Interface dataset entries
= = = =
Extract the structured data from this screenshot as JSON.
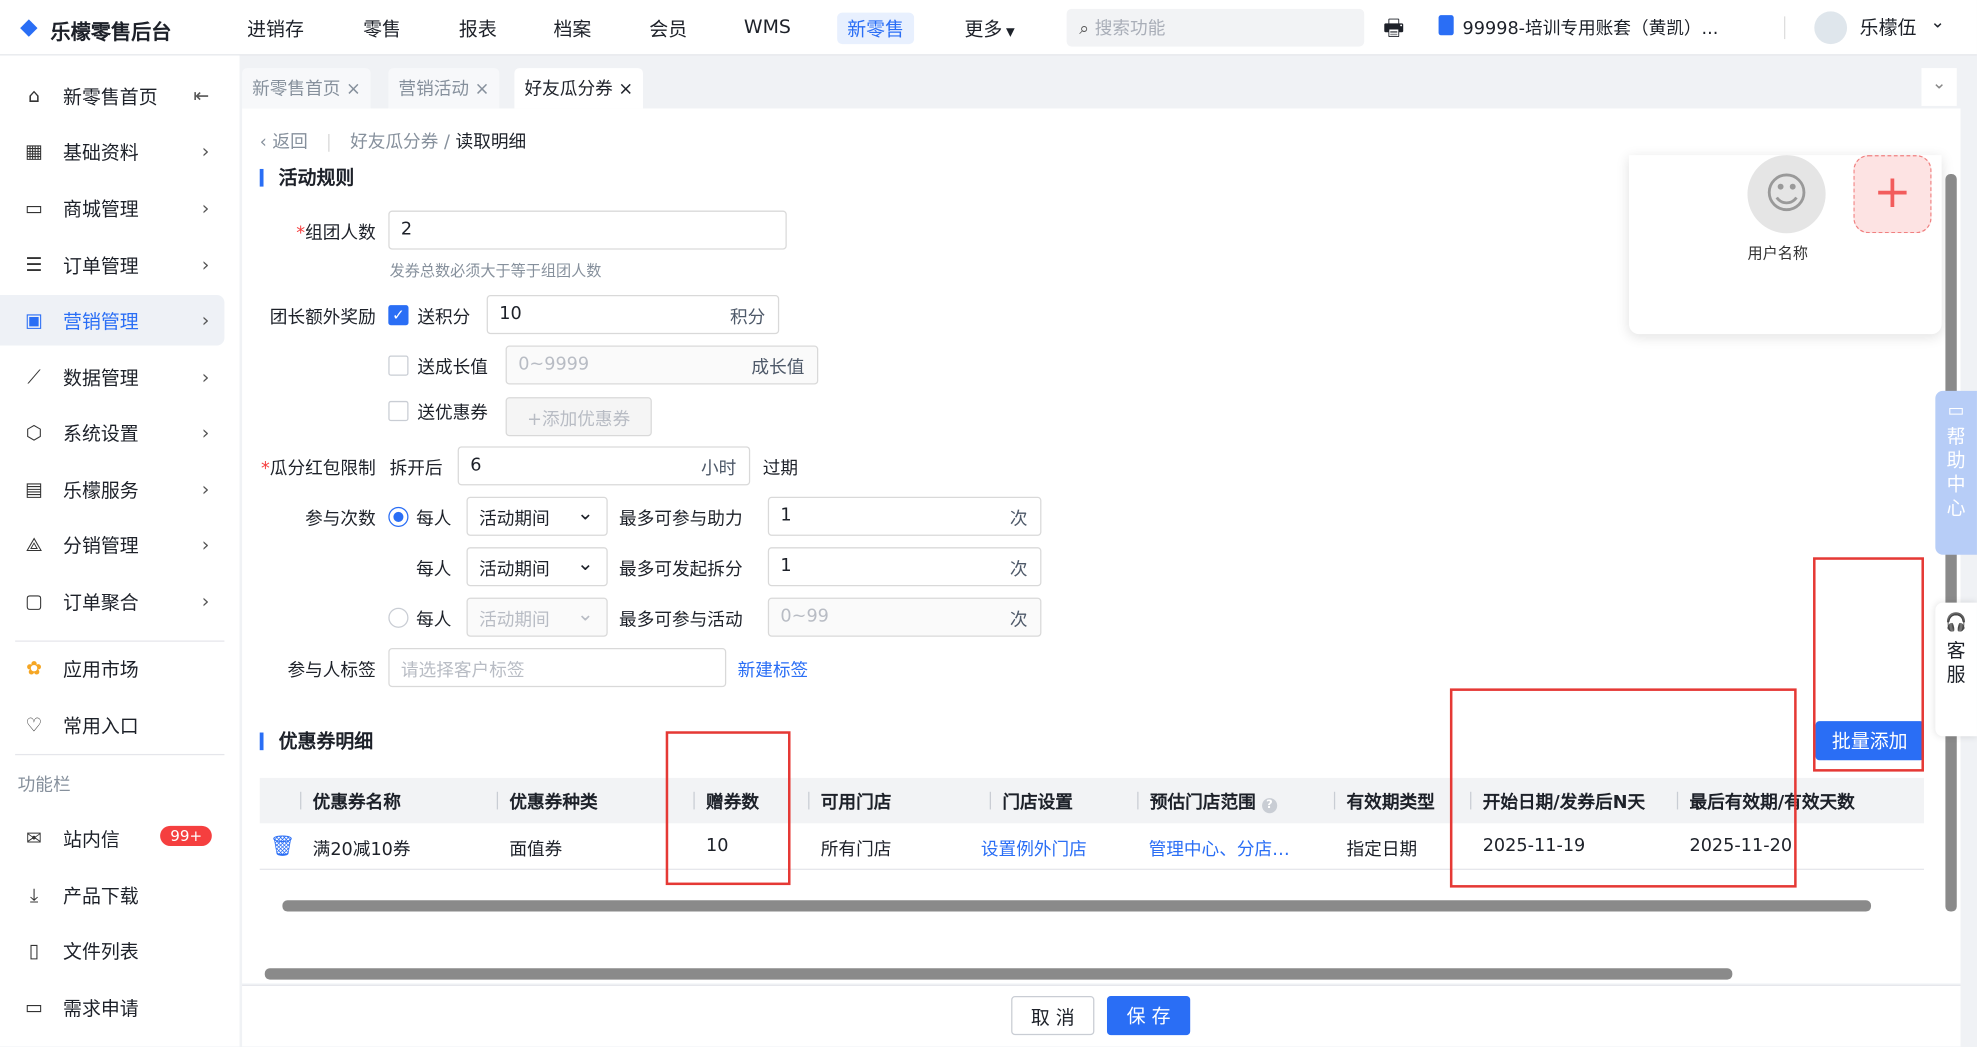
{
  "header": {
    "logo": "乐檬零售后台",
    "nav": [
      "进销存",
      "零售",
      "报表",
      "档案",
      "会员",
      "WMS",
      "新零售",
      "更多"
    ],
    "active_nav": "新零售",
    "search_placeholder": "搜索功能",
    "account": "99998-培训专用账套（黄凯）...",
    "user": "乐檬伍"
  },
  "sidebar": {
    "items": [
      {
        "label": "新零售首页",
        "icon": "home-icon"
      },
      {
        "label": "基础资料",
        "icon": "grid-icon"
      },
      {
        "label": "商城管理",
        "icon": "shop-icon"
      },
      {
        "label": "订单管理",
        "icon": "order-icon"
      },
      {
        "label": "营销管理",
        "icon": "marketing-icon"
      },
      {
        "label": "数据管理",
        "icon": "chart-icon"
      },
      {
        "label": "系统设置",
        "icon": "settings-icon"
      },
      {
        "label": "乐檬服务",
        "icon": "service-icon"
      },
      {
        "label": "分销管理",
        "icon": "distribution-icon"
      },
      {
        "label": "订单聚合",
        "icon": "aggregate-icon"
      }
    ],
    "app_market": "应用市场",
    "favorites": "常用入口",
    "section_label": "功能栏",
    "tools": [
      {
        "label": "站内信",
        "badge": "99+"
      },
      {
        "label": "产品下载"
      },
      {
        "label": "文件列表"
      },
      {
        "label": "需求申请"
      }
    ]
  },
  "tabs": [
    "新零售首页",
    "营销活动",
    "好友瓜分券"
  ],
  "breadcrumb": {
    "back": "返回",
    "parent": "好友瓜分券",
    "current": "读取明细"
  },
  "rules": {
    "title": "活动规则",
    "group_size_label": "组团人数",
    "group_size": "2",
    "group_hint": "发券总数必须大于等于组团人数",
    "leader_reward_label": "团长额外奖励",
    "points_label": "送积分",
    "points": "10",
    "points_unit": "积分",
    "growth_label": "送成长值",
    "growth_placeholder": "0~9999",
    "growth_unit": "成长值",
    "coupon_label": "送优惠券",
    "add_coupon": "+添加优惠券",
    "limit_label": "瓜分红包限制",
    "limit_prefix": "拆开后",
    "limit_hours": "6",
    "limit_unit": "小时",
    "limit_suffix": "过期",
    "times_label": "参与次数",
    "per_person": "每人",
    "period": "活动期间",
    "times": [
      {
        "label": "最多可参与助力",
        "value": "1",
        "unit": "次"
      },
      {
        "label": "最多可发起拆分",
        "value": "1",
        "unit": "次"
      },
      {
        "label": "最多可参与活动",
        "placeholder": "0~99",
        "unit": "次"
      }
    ],
    "tag_label": "参与人标签",
    "tag_placeholder": "请选择客户标签",
    "new_tag": "新建标签"
  },
  "preview": {
    "user_name": "用户名称"
  },
  "coupons": {
    "title": "优惠券明细",
    "batch_add": "批量添加",
    "columns": [
      "优惠券名称",
      "优惠券种类",
      "赠券数",
      "可用门店",
      "门店设置",
      "预估门店范围",
      "有效期类型",
      "开始日期/发券后N天",
      "最后有效期/有效天数"
    ],
    "rows": [
      [
        "满20减10券",
        "面值券",
        "10",
        "所有门店",
        "设置例外门店",
        "管理中心、分店…",
        "指定日期",
        "2025-11-19",
        "2025-11-20"
      ]
    ]
  },
  "footer": {
    "cancel": "取 消",
    "save": "保 存"
  },
  "float": {
    "help": "帮助中心",
    "service": "客服"
  },
  "colors": {
    "accent": "#2a6ef5",
    "annotation": "#e53935"
  }
}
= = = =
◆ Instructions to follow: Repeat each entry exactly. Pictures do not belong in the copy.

◆ The answer:
Extract the structured data from this screenshot as JSON.
{
  "header": {
    "logo": "乐檬零售后台",
    "nav": [
      "进销存",
      "零售",
      "报表",
      "档案",
      "会员",
      "WMS",
      "新零售",
      "更多"
    ],
    "active_nav": "新零售",
    "search_placeholder": "搜索功能",
    "account": "99998-培训专用账套（黄凯）...",
    "user": "乐檬伍"
  },
  "sidebar": {
    "items": [
      {
        "label": "新零售首页",
        "icon": "home-icon"
      },
      {
        "label": "基础资料",
        "icon": "grid-icon"
      },
      {
        "label": "商城管理",
        "icon": "shop-icon"
      },
      {
        "label": "订单管理",
        "icon": "order-icon"
      },
      {
        "label": "营销管理",
        "icon": "marketing-icon"
      },
      {
        "label": "数据管理",
        "icon": "chart-icon"
      },
      {
        "label": "系统设置",
        "icon": "settings-icon"
      },
      {
        "label": "乐檬服务",
        "icon": "service-icon"
      },
      {
        "label": "分销管理",
        "icon": "distribution-icon"
      },
      {
        "label": "订单聚合",
        "icon": "aggregate-icon"
      }
    ],
    "app_market": "应用市场",
    "favorites": "常用入口",
    "section_label": "功能栏",
    "tools": [
      {
        "label": "站内信",
        "badge": "99+"
      },
      {
        "label": "产品下载"
      },
      {
        "label": "文件列表"
      },
      {
        "label": "需求申请"
      }
    ]
  },
  "tabs": [
    "新零售首页",
    "营销活动",
    "好友瓜分券"
  ],
  "breadcrumb": {
    "back": "返回",
    "parent": "好友瓜分券",
    "current": "读取明细"
  },
  "rules": {
    "title": "活动规则",
    "group_size_label": "组团人数",
    "group_size": "2",
    "group_hint": "发券总数必须大于等于组团人数",
    "leader_reward_label": "团长额外奖励",
    "points_label": "送积分",
    "points": "10",
    "points_unit": "积分",
    "growth_label": "送成长值",
    "growth_placeholder": "0~9999",
    "growth_unit": "成长值",
    "coupon_label": "送优惠券",
    "add_coupon": "+添加优惠券",
    "limit_label": "瓜分红包限制",
    "limit_prefix": "拆开后",
    "limit_hours": "6",
    "limit_unit": "小时",
    "limit_suffix": "过期",
    "times_label": "参与次数",
    "per_person": "每人",
    "period": "活动期间",
    "times": [
      {
        "label": "最多可参与助力",
        "value": "1",
        "unit": "次"
      },
      {
        "label": "最多可发起拆分",
        "value": "1",
        "unit": "次"
      },
      {
        "label": "最多可参与活动",
        "placeholder": "0~99",
        "unit": "次"
      }
    ],
    "tag_label": "参与人标签",
    "tag_placeholder": "请选择客户标签",
    "new_tag": "新建标签"
  },
  "preview": {
    "user_name": "用户名称"
  },
  "coupons": {
    "title": "优惠券明细",
    "batch_add": "批量添加",
    "columns": [
      "优惠券名称",
      "优惠券种类",
      "赠券数",
      "可用门店",
      "门店设置",
      "预估门店范围",
      "有效期类型",
      "开始日期/发券后N天",
      "最后有效期/有效天数"
    ],
    "rows": [
      [
        "满20减10券",
        "面值券",
        "10",
        "所有门店",
        "设置例外门店",
        "管理中心、分店…",
        "指定日期",
        "2025-11-19",
        "2025-11-20"
      ]
    ]
  },
  "footer": {
    "cancel": "取 消",
    "save": "保 存"
  },
  "float": {
    "help": "帮助中心",
    "service": "客服"
  },
  "colors": {
    "accent": "#2a6ef5",
    "annotation": "#e53935"
  }
}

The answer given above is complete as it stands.